The previous article in this series showed how to use the popular version control system Git with OPSIN. For the unfamiliar, OPSIN is the open source IUPAC nomenclature parser. First reviewed here in 2006, OPSIN has continued to evolve and now parses a remarkable range of nomenclature including fused hetereocycles.
But having raw source code is not the same as being able to do something useful with it. For example, both a build system and some form of dependency management are essential. This article will show an easy way to begin working with the OPSIN source code using free tools.
OPSIN uses Maven to manage project builds and dependencies. My experience with Java dates all the way back to the time when your shell was the build system. Ant soon followed and most developers standardized on it, including me. I've had very little experience with Maven and was especially discouraged by the apparent complexity of the system compared to Ant.
In fact, my first thought when seeing that OPSIN used Maven was to write an Ant build file. I'm glad I didn't.

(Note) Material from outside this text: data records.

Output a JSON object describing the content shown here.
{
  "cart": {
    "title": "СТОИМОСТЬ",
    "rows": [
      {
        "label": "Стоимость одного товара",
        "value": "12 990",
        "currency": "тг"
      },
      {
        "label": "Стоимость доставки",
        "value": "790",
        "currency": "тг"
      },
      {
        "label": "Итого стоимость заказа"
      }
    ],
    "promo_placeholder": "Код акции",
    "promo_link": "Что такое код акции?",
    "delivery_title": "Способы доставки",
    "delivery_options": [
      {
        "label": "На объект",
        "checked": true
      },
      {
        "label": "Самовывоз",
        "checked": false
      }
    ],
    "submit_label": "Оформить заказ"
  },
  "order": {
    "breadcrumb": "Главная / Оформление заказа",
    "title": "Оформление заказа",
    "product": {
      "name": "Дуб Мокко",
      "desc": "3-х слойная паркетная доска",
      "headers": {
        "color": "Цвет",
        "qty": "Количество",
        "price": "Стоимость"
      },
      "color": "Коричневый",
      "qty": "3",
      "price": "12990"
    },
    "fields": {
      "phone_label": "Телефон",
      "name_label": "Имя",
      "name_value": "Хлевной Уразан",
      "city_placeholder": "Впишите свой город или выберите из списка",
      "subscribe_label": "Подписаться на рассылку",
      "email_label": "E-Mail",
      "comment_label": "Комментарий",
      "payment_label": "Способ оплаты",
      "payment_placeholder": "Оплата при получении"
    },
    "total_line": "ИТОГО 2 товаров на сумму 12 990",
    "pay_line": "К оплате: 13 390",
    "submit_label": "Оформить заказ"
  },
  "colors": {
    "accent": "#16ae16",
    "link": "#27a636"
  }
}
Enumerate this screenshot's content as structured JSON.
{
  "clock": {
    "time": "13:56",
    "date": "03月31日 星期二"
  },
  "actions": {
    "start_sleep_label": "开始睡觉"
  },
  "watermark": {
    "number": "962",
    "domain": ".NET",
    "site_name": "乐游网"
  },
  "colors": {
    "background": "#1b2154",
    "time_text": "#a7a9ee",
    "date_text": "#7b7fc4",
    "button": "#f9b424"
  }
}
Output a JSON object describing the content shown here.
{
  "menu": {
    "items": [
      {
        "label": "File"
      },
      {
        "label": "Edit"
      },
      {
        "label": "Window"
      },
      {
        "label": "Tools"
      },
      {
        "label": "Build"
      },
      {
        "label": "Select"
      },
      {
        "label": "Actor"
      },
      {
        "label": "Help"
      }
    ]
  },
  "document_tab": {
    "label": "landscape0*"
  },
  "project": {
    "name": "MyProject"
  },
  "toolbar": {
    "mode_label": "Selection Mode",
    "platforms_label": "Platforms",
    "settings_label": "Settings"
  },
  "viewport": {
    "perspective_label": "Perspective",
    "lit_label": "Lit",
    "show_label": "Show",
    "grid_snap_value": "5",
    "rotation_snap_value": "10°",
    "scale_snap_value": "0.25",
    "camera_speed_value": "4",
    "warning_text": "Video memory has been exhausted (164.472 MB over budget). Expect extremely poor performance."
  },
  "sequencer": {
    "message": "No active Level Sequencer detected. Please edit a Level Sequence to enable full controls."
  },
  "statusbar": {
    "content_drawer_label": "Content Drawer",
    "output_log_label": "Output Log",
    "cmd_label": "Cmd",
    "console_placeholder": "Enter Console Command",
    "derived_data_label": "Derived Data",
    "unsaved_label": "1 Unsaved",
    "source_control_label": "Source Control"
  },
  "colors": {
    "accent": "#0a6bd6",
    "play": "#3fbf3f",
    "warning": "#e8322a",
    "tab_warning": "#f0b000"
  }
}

Netbeans and Maven = Nice
It turns out that Netbeans has quite good support for working with Maven projects. There's no need to actually import the project files - the root folder can simply be opened.
Start by cloning the OPSIN git repository:
git clone git://github.com/metamolecular/opsin.git
Or, if you prefer Mercurial:
hg clone https://bitbucket.org/dan2097/opsin
To begin using and modifying the OPSIN source, open the project folder with Netbeans (File -> Open Project, then select the 'opsin' directory). You'll end up with a project folder:
OPSIN is composed of two modules, OPSIN Core and OPSIN_InChI_Support. To begin browsing the OPSIN Core source, open the 'Modules' folder, and then double-click on 'OPSIN Core'. You'll then have a new project called 'OPSIN core':
Trust, But Verify
You can run the OPSIN JUnit test suite by right-clicking on the OPSIN Core project and selecting Test. All tests should pass. As of this writing, the number of tests is 295.
Still on my list of things to figure out are how to generate a runnable jarfile using Netbeans. It may be that this is only possible through the command line.
All of the prerequisites for forking OPSIN and contributing changes back to the main project are now in place: a distributed version control system (Git or Mercurial); a build and dependency management system (Maven); and a test suite (JUnit). What remains is to decide exactly what to do. Future articles will discuss some specific directions.